WORK TO BE COMPLETED
Which lines of the listing below contain the word "character"? Return them.
===== DATASET ENTRIES =====
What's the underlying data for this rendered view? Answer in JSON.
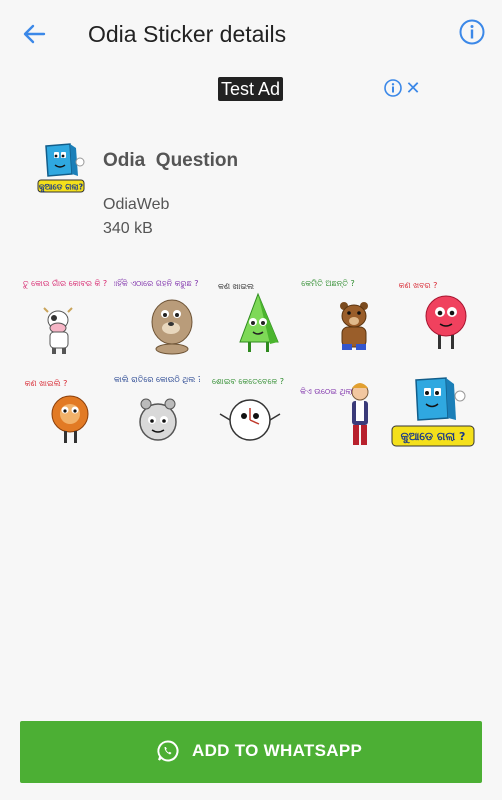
{
  "header": {
    "title": "Odia Sticker details",
    "back_icon": "arrow-left-icon",
    "info_icon": "info-circle-icon",
    "accent": "#3b88e8"
  },
  "ad": {
    "label": "Test Ad",
    "info_icon": "adchoices-info-icon",
    "close_icon": "close-icon"
  },
  "pack": {
    "name": "Odia  Question",
    "publisher": "OdiaWeb",
    "size": "340 kB",
    "tray_text": "କୁଆଡେ ଗଲା?"
  },
  "stickers": [
    {
      "caption": "ତୁ କୋଉ ଗାଁର କୋବର କି ?",
      "character": "cow"
    },
    {
      "caption": "କାହିଁକି ଏଠାରେ ଗହନି କରୁଛ ?",
      "character": "bulldog"
    },
    {
      "caption": "କଣ ଖାଇଲ",
      "character": "green-pyramid"
    },
    {
      "caption": "କେମିତି ଅଛନ୍ତି ?",
      "character": "bear"
    },
    {
      "caption": "କଣ ଖବର ?",
      "character": "pink-ball"
    },
    {
      "caption": "କଣ ଖାଇଲି ?",
      "character": "donut"
    },
    {
      "caption": "କାଲି ରାତିରେ କୋଉଠି ଥିଲ ?",
      "character": "alarm-clock"
    },
    {
      "caption": "ଶୋଇବ କେତେବେଳେ ?",
      "character": "clock"
    },
    {
      "caption": "ଏ ଫଟ କିଏ ଉଠେଇ ଥିଲା କି ?",
      "character": "man"
    },
    {
      "caption": "କୁଆଡେ ଗଲା ?",
      "character": "blue-box"
    }
  ],
  "cta": {
    "label": "ADD TO WHATSAPP",
    "icon": "whatsapp-icon",
    "color": "#4caf34"
  }
}
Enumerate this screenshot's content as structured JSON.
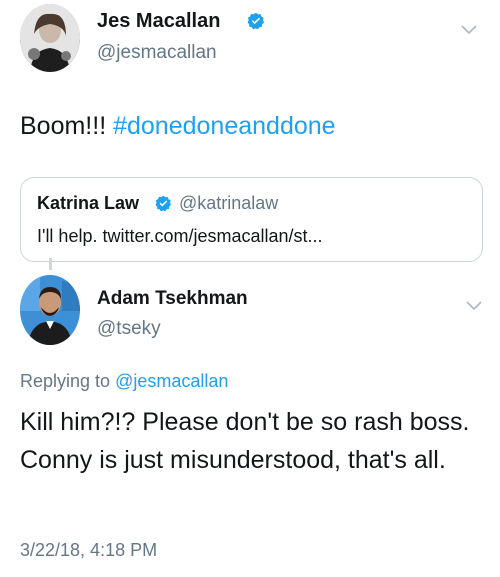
{
  "tweet": {
    "author": {
      "name": "Jes Macallan",
      "handle": "@jesmacallan",
      "verified": true,
      "avatar_icon": "avatar-photo-woman"
    },
    "text_prefix": "Boom!!! ",
    "hashtag": "#donedoneanddone",
    "quoted": {
      "name": "Katrina Law",
      "handle": "@katrinalaw",
      "verified": true,
      "text": "I'll help. twitter.com/jesmacallan/st..."
    }
  },
  "reply": {
    "author": {
      "name": "Adam Tsekhman",
      "handle": "@tseky",
      "avatar_icon": "avatar-photo-man"
    },
    "replying_label": "Replying to ",
    "replying_to": "@jesmacallan",
    "text": "Kill him?!? Please don't be so rash boss. Conny is just misunderstood, that's all.",
    "timestamp": "3/22/18, 4:18 PM"
  },
  "colors": {
    "accent": "#1da1f2",
    "secondary_text": "#657786",
    "border": "#ccd6dd",
    "primary_text": "#14171a"
  }
}
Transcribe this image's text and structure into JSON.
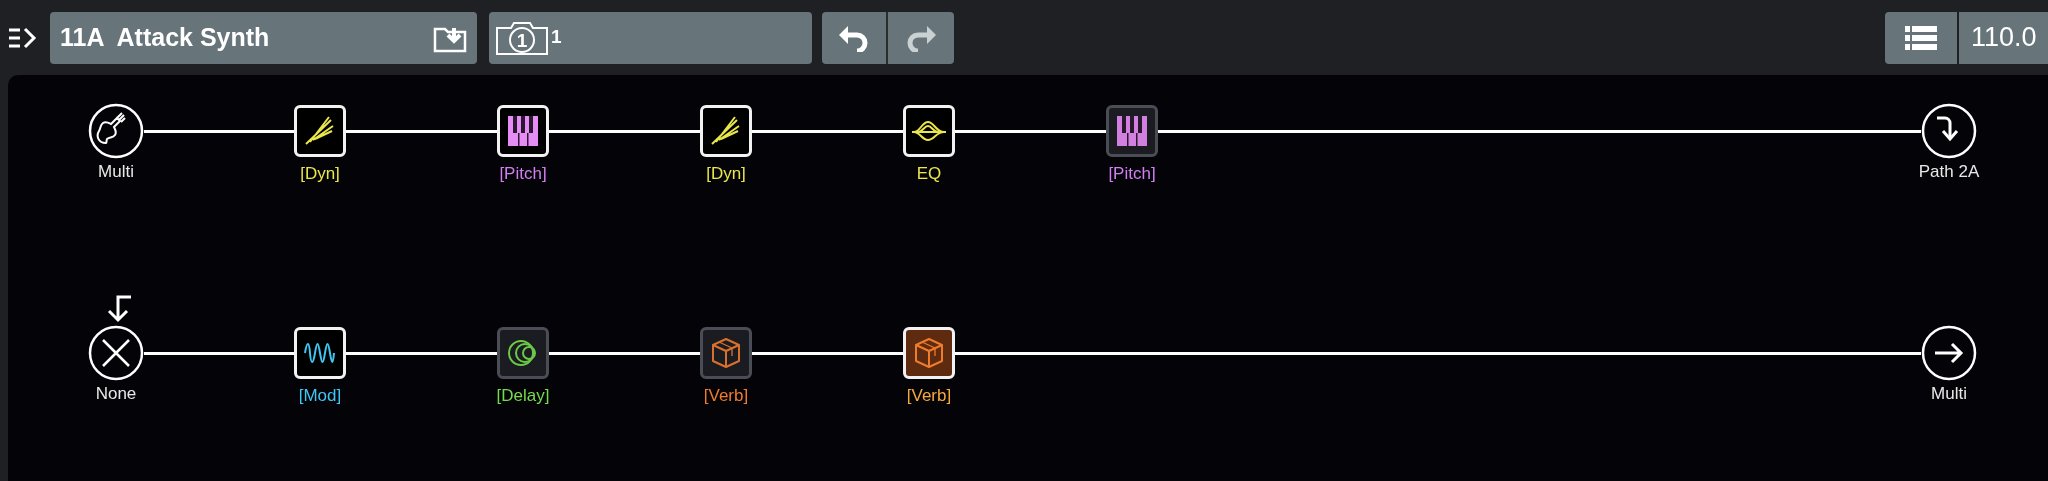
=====
SOLUTION FOR THIS PROBLEM
      "character": "cow"
      "character": "bulldog"
      "character": "green-pyramid"
      "character": "bear"
      "character": "pink-ball"
      "character": "donut"
      "character": "alarm-clock"
      "character": "clock"
      "character": "man"
      "character": "blue-box"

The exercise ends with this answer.